• Exercise description
Every record is to be restated exactly, with nothing left out.

• Input data
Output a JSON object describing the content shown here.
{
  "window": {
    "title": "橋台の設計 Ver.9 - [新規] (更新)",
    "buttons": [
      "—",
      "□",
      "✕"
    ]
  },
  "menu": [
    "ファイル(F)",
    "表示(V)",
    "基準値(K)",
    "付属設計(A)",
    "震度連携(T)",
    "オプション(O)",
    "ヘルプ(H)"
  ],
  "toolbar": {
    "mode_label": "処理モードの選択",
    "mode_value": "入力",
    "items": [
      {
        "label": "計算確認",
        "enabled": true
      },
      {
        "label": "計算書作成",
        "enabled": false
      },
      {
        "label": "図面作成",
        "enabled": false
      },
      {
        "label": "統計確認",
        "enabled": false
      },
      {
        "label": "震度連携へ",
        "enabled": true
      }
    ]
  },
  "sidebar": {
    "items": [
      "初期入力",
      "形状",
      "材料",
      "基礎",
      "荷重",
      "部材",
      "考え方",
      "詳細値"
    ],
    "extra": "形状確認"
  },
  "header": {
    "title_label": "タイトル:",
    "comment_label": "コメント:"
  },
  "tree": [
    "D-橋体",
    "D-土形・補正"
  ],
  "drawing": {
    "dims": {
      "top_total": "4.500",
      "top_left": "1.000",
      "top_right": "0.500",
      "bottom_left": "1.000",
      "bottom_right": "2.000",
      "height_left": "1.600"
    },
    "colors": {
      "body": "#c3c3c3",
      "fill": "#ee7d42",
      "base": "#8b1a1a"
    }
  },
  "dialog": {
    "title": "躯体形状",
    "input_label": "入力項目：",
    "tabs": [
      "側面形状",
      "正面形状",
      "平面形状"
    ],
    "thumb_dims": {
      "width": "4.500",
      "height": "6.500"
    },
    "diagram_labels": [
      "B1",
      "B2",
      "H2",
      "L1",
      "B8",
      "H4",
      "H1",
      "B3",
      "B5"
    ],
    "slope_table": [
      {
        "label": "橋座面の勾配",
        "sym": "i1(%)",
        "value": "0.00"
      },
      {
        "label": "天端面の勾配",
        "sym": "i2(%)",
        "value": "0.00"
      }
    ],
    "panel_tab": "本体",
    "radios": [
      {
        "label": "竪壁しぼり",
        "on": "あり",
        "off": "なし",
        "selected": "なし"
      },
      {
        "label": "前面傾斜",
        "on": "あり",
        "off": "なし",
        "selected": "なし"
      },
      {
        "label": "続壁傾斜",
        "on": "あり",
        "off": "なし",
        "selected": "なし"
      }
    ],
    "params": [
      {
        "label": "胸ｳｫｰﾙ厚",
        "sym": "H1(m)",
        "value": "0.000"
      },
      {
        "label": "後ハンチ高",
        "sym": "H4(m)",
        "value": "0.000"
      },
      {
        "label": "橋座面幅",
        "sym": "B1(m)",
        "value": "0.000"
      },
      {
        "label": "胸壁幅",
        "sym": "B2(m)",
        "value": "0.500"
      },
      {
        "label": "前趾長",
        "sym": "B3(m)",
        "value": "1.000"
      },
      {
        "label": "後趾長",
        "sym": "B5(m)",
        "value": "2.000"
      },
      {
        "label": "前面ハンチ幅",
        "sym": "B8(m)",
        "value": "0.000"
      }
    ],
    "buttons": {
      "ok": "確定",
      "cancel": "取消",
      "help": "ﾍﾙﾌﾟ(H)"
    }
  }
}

• Task response
Output a JSON object describing the content shown here.
{
  "window": {
    "title": "橋台の設計 Ver.9 - [新規] (更新)",
    "buttons": [
      "—",
      "□",
      "✕"
    ]
  },
  "menu": [
    "ファイル(F)",
    "表示(V)",
    "基準値(K)",
    "付属設計(A)",
    "震度連携(T)",
    "オプション(O)",
    "ヘルプ(H)"
  ],
  "toolbar": {
    "mode_label": "処理モードの選択",
    "mode_value": "入力",
    "items": [
      {
        "label": "計算確認",
        "enabled": true
      },
      {
        "label": "計算書作成",
        "enabled": false
      },
      {
        "label": "図面作成",
        "enabled": false
      },
      {
        "label": "統計確認",
        "enabled": false
      },
      {
        "label": "震度連携へ",
        "enabled": true
      }
    ]
  },
  "sidebar": {
    "items": [
      "初期入力",
      "形状",
      "材料",
      "基礎",
      "荷重",
      "部材",
      "考え方",
      "詳細値"
    ],
    "extra": "形状確認"
  },
  "header": {
    "title_label": "タイトル:",
    "comment_label": "コメント:"
  },
  "tree": [
    "D-橋体",
    "D-土形・補正"
  ],
  "drawing": {
    "dims": {
      "top_total": "4.500",
      "top_left": "1.000",
      "top_right": "0.500",
      "bottom_left": "1.000",
      "bottom_right": "2.000",
      "height_left": "1.600"
    },
    "colors": {
      "body": "#c3c3c3",
      "fill": "#ee7d42",
      "base": "#8b1a1a"
    }
  },
  "dialog": {
    "title": "躯体形状",
    "input_label": "入力項目：",
    "tabs": [
      "側面形状",
      "正面形状",
      "平面形状"
    ],
    "thumb_dims": {
      "width": "4.500",
      "height": "6.500"
    },
    "diagram_labels": [
      "B1",
      "B2",
      "H2",
      "L1",
      "B8",
      "H4",
      "H1",
      "B3",
      "B5"
    ],
    "slope_table": [
      {
        "label": "橋座面の勾配",
        "sym": "i1(%)",
        "value": "0.00"
      },
      {
        "label": "天端面の勾配",
        "sym": "i2(%)",
        "value": "0.00"
      }
    ],
    "panel_tab": "本体",
    "radios": [
      {
        "label": "竪壁しぼり",
        "on": "あり",
        "off": "なし",
        "selected": "なし"
      },
      {
        "label": "前面傾斜",
        "on": "あり",
        "off": "なし",
        "selected": "なし"
      },
      {
        "label": "続壁傾斜",
        "on": "あり",
        "off": "なし",
        "selected": "なし"
      }
    ],
    "params": [
      {
        "label": "胸ｳｫｰﾙ厚",
        "sym": "H1(m)",
        "value": "0.000"
      },
      {
        "label": "後ハンチ高",
        "sym": "H4(m)",
        "value": "0.000"
      },
      {
        "label": "橋座面幅",
        "sym": "B1(m)",
        "value": "0.000"
      },
      {
        "label": "胸壁幅",
        "sym": "B2(m)",
        "value": "0.500"
      },
      {
        "label": "前趾長",
        "sym": "B3(m)",
        "value": "1.000"
      },
      {
        "label": "後趾長",
        "sym": "B5(m)",
        "value": "2.000"
      },
      {
        "label": "前面ハンチ幅",
        "sym": "B8(m)",
        "value": "0.000"
      }
    ],
    "buttons": {
      "ok": "確定",
      "cancel": "取消",
      "help": "ﾍﾙﾌﾟ(H)"
    }
  }
}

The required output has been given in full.